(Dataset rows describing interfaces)

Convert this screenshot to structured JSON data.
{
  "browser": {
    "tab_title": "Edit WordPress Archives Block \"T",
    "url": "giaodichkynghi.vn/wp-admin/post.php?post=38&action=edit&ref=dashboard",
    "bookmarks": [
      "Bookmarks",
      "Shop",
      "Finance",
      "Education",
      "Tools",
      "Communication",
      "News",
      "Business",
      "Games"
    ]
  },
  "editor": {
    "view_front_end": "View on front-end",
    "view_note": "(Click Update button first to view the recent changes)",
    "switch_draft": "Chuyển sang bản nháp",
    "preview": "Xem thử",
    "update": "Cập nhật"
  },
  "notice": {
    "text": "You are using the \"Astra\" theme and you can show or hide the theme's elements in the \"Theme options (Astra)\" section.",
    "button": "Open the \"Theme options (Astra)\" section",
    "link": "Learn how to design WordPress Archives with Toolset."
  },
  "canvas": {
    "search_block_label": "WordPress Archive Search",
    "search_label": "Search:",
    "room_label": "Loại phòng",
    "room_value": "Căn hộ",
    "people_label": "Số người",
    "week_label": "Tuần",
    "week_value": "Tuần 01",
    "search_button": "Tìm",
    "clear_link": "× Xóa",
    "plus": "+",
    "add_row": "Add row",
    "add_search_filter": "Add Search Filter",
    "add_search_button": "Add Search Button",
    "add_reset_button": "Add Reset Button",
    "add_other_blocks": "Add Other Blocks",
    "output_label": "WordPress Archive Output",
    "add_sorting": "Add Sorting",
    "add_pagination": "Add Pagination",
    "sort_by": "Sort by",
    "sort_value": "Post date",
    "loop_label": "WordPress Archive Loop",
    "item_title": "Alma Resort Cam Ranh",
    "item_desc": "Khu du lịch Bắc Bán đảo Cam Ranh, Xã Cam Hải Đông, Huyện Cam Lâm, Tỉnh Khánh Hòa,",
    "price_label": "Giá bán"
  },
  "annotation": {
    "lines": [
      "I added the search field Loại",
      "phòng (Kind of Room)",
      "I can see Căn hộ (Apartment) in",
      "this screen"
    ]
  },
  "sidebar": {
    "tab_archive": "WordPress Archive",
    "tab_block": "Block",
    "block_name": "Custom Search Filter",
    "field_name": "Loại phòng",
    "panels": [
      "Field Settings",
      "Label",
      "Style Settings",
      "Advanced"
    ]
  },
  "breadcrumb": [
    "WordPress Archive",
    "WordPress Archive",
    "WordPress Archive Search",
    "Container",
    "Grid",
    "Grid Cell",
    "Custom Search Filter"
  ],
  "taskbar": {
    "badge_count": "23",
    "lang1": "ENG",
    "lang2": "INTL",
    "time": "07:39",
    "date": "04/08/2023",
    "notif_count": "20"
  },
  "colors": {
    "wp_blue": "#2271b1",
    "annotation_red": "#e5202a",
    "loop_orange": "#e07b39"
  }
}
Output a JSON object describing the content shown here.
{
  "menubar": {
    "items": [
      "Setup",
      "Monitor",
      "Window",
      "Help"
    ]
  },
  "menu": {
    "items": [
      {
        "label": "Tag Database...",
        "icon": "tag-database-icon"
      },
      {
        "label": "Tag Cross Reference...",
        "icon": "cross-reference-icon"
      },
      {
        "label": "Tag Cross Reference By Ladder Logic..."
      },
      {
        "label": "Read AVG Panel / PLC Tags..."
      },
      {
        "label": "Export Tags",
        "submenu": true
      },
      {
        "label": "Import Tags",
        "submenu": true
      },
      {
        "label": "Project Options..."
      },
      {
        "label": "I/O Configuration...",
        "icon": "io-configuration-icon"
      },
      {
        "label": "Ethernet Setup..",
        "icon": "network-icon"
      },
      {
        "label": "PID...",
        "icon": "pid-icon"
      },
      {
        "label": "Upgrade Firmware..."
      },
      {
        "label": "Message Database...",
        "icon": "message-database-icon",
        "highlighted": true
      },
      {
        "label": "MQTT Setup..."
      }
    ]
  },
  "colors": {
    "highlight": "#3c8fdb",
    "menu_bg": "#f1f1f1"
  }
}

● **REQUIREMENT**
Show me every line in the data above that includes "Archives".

● **TASK SOLUTION**
    "tab_title": "Edit WordPress Archives Block \"T",
    "link": "Learn how to design WordPress Archives with Toolset."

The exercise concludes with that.